The Component Listing is shown below.
Prototype Only What’s Necessary
As a corollary to the best practice of keeping your designs lean and organized, you should strive to prototype only what’s necessary. Not only will you save time, but you’ll be able to focus your colleagues on what’s important, and not distract them with unnecessary information.
This best practice applies to both the visual fidelity and the functional fidelity of your prototype. Generally speaking, you should include only enough information so that you can convey only what’s necessary to effectively evolve the prototype. So, if you’re adding functionality that’s not needed to answer specific questions, and for which you do not want feedback, then you might consider excluding that functionality from your designs.
For example, the search filter shown below is not configured to display different search results based on the menu choice because that level of detail is unimportant for the prototype. Instead, a generic search result design is displayed.
Add Interactivity to Design Comps
Many people include design comps as part of a prototyping process that also includes wireframes, while others use design comps exclusively. In either case, you can create the experience of a real website by making the comps interactive using the Hyperlink, Jump Menu, and other components.
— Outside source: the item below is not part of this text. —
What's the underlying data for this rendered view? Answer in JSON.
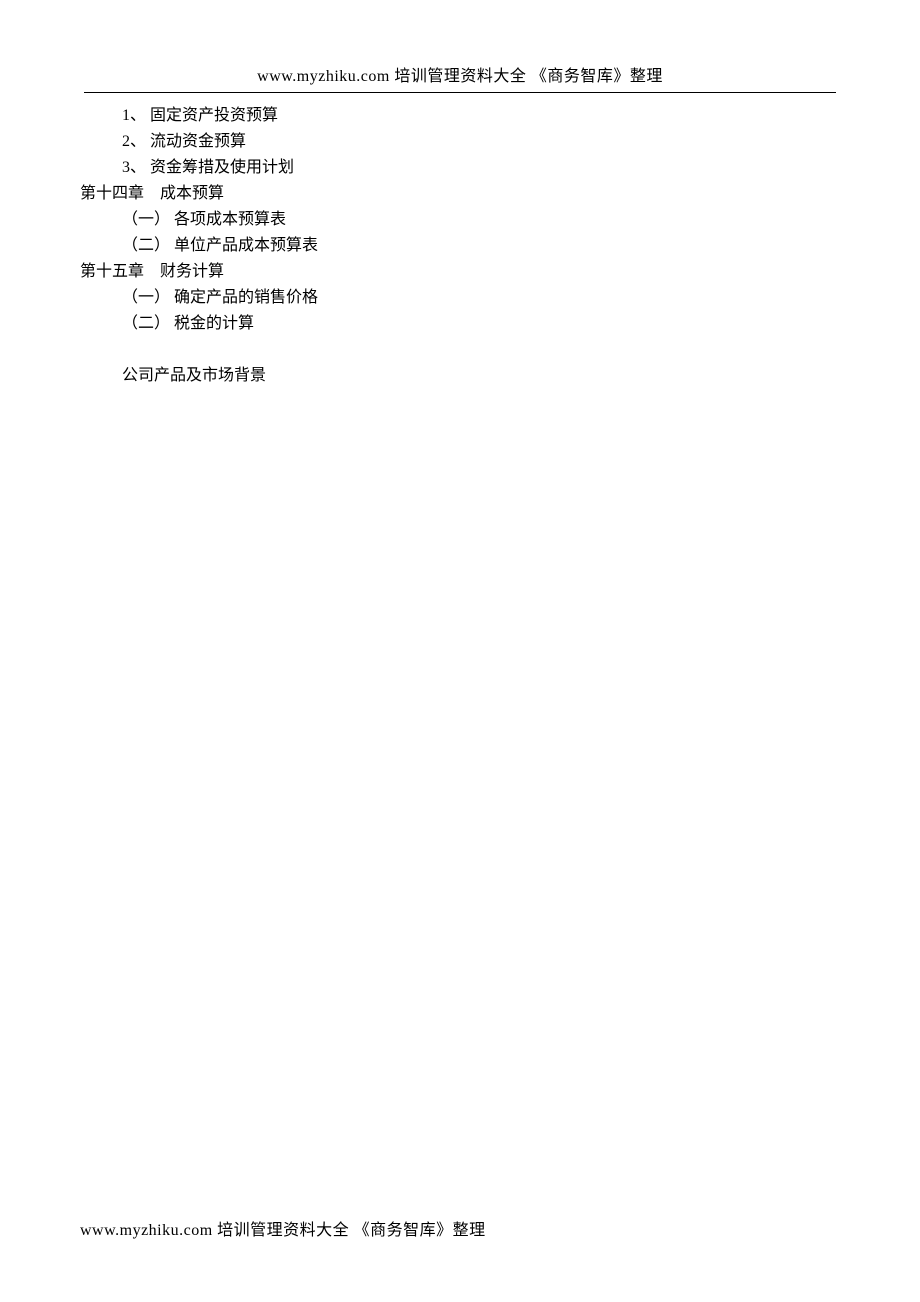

The advantage of using comps is you can include pixel-perfect designs with stunning visual fidelity into your prototype. This workflow is particularly attractive to designers who prefer to work with their graphics program of choice, but still want to use the interactive and collaborative capabilities of ProtoShare.
In the figure below, the logo is linked to the Home page of the prototype.